by Savannah Lynn Johnson
With the momentum surrounding the issue of girls’ rights to education continuing to build, the tragedy in Nigeria expresses the ongoing friction within communities around the world. It’s been a year and a half since Malala Yousafzai survived her attack, and the current crisis is another pushback by terrorist groups against girls’ right to education. Not one, not a handful, but 276 girls ages 16 to 18 were abducted from their boarding school in Nigeria during the middle of the night. Why is it imperative the world responds to this act of terror? Not only do we still need to bring home more than 200 girls who are still missing, but the global community also needs to send a message to terrorist groups like Boko Haram—the Islamic extremist group responsible for the abduction.

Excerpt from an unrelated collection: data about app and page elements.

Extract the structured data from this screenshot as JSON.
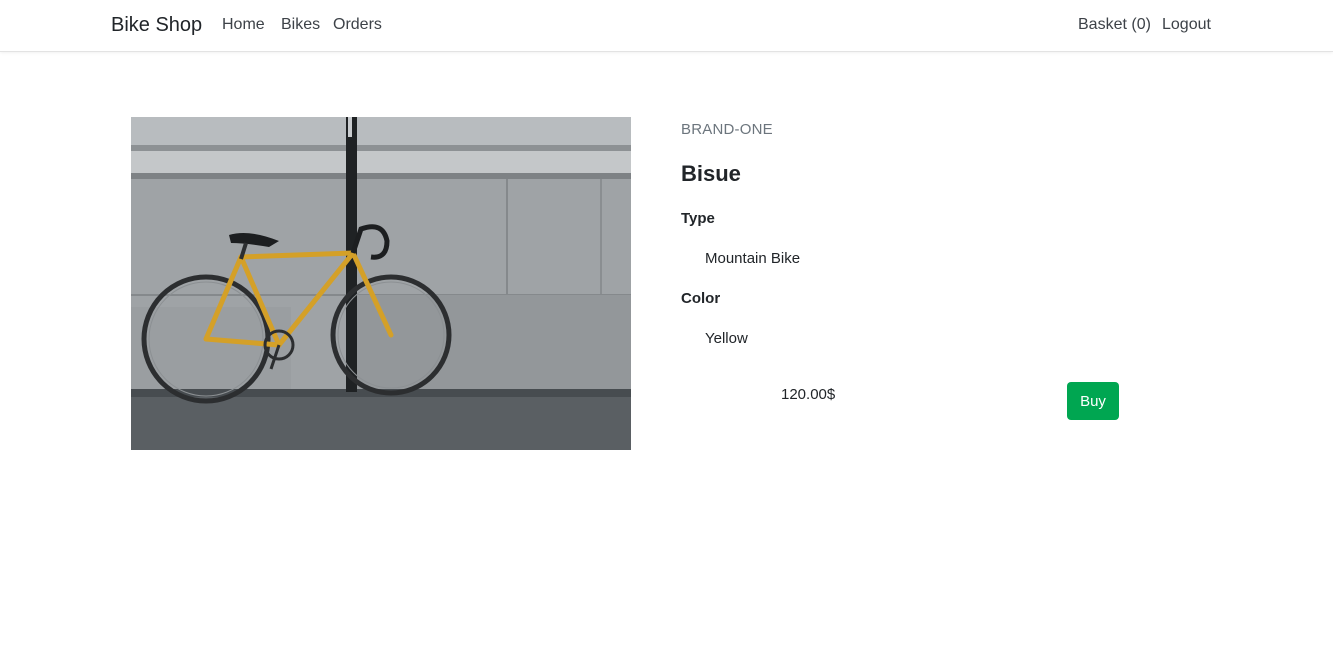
{
  "navbar": {
    "brand": "Bike Shop",
    "links": [
      "Home",
      "Bikes",
      "Orders"
    ],
    "basket": "Basket (0)",
    "logout": "Logout"
  },
  "product": {
    "brand": "BRAND-ONE",
    "name": "Bisue",
    "type_label": "Type",
    "type_value": "Mountain Bike",
    "color_label": "Color",
    "color_value": "Yellow",
    "price": "120.00$",
    "buy_label": "Buy",
    "image_icon": "bicycle-photo"
  },
  "colors": {
    "buy_button": "#00a651",
    "brand_text": "#6c757d"
  }
}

The immediate concern is that the Boko Haram leader, Abubakar Shekau, is threatening to sell the girls who have been abducted. These girls are the champions of their communities with hopes of being lawyers, doctors, and teachers. Now they are in the position to be sold as wives, slaves, or placed in the hands of sexual traffickers—everything they were being saved from by attending school.
For girls’ education advocates, a fundamental concern extends beyond the current crisis to the fate of girls seeking education everywhere. There are plenty of barriers keeping girls out of the classroom—fear should not be one of them. This abduction plants fear in girls who are in school or hope to go to school one day. It plants fear in parents who are saving money to invest in their daughters’ education. When girls are provided an opportunity to go school, they should feel safe. How the world responds and resolves this issue will have deep implications for the future of girls’ education and the safety of schoolgirls. For the world to reap the benefits of girls having equal access to education, girls’ safety at school has to be ensured.

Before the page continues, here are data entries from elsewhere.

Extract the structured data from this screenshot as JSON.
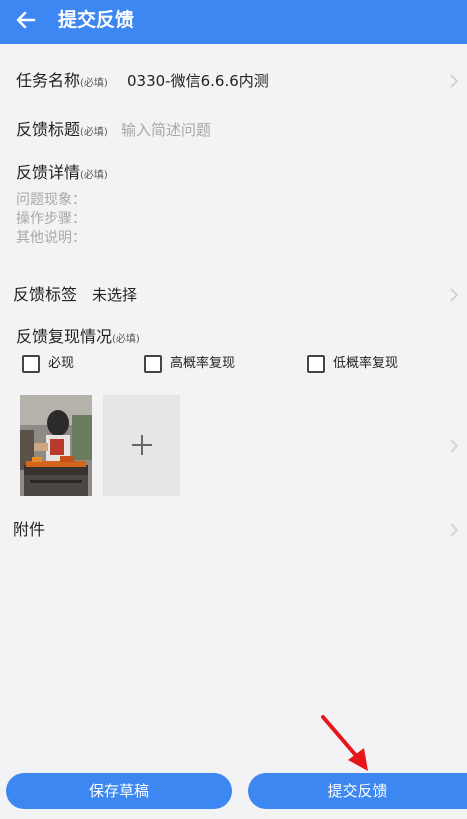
{
  "header": {
    "title": "提交反馈"
  },
  "task": {
    "label": "任务名称",
    "required": "(必填)",
    "value": "0330-微信6.6.6内测"
  },
  "feedback_title": {
    "label": "反馈标题",
    "required": "(必填)",
    "placeholder": "输入简述问题"
  },
  "details": {
    "label": "反馈详情",
    "required": "(必填)",
    "placeholder_lines": [
      "问题现象：",
      "操作步骤：",
      "其他说明："
    ]
  },
  "tag": {
    "label": "反馈标签",
    "value": "未选择"
  },
  "reproduce": {
    "label": "反馈复现情况",
    "required": "(必填)",
    "options": [
      {
        "label": "必现",
        "checked": false
      },
      {
        "label": "高概率复现",
        "checked": false
      },
      {
        "label": "低概率复现",
        "checked": false
      }
    ]
  },
  "attachment": {
    "label": "附件"
  },
  "footer": {
    "save_label": "保存草稿",
    "submit_label": "提交反馈"
  },
  "colors": {
    "accent": "#3d87f3",
    "background": "#f3f3f5",
    "annotation_arrow": "#e8161c"
  },
  "icons": {
    "back": "arrow-left-icon",
    "chevron": "chevron-right-icon",
    "add": "plus-icon"
  }
}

It is encouraging to see President Obama announce that the United States will respond with support, but should support by the United States and other countries occurred earlier? It has been over three weeks and little global action has taken place up until now. It is interesting to question what sort of global attention and support a similar situation would receive if it occurred elsewhere in the world. It is certainly hard to imagine something like this happening in the United States, and maybe that makes this crisis seem out of touch. But tear down your political and geographical barriers and imagine your sister or your daughter being stripped of her freedom, her education, and her potential. Imagine the frustration of feeling as if the global community was not hearing your cries or taking note of this issue.
The people of Nigeria were desperate for these girls to be returned and for the world to respond. They began to rally their voices on social media, and now #bringbackourgirls is popping up everywhere online and in protests. This is not Nigeria’s issue. This is the world’s issue. These are our girls—making this is our issue. It is finally gaining international attention and inspiring global action, but it does not end until these girls are home. More than that, this doesn’t end until all girls feel safe going to school.
So what can you do?
Start by dedicating yourself to being informed about this issue. Read, watch the news, and familiarize yourself with what has happened and what actions are already in place. It is paramount to be well informed before attacking an issue.
Next, talk about it, tweet about it. Tell people and inform people about why this issues matters. Join the #bringbackourgirls campaign on twitter, Instagram, and Facebook. It is not going away until these girls are found. This is simple, but it is a way to plant thoughts and foster further conversation.
Contact your Member of Congress—express that this issue is important to you, encourage further action to be taken by the United States until these girls are home.
Utilize the resources of the GCE-US COALITION MEMBERS. Stay up-to-date with their actions on twitter. I have been following the action updates of Women Thrive Worldwide (womenthrive.org).
Get creative—start your own personal #bringbackourgirls campaign at your school, with your friends, or with your coworkers. Make t-shirts, have group phoning sessions to contact the white house or your senator.
The world has become a voice for these girls, and you have the power make that voice a little louder.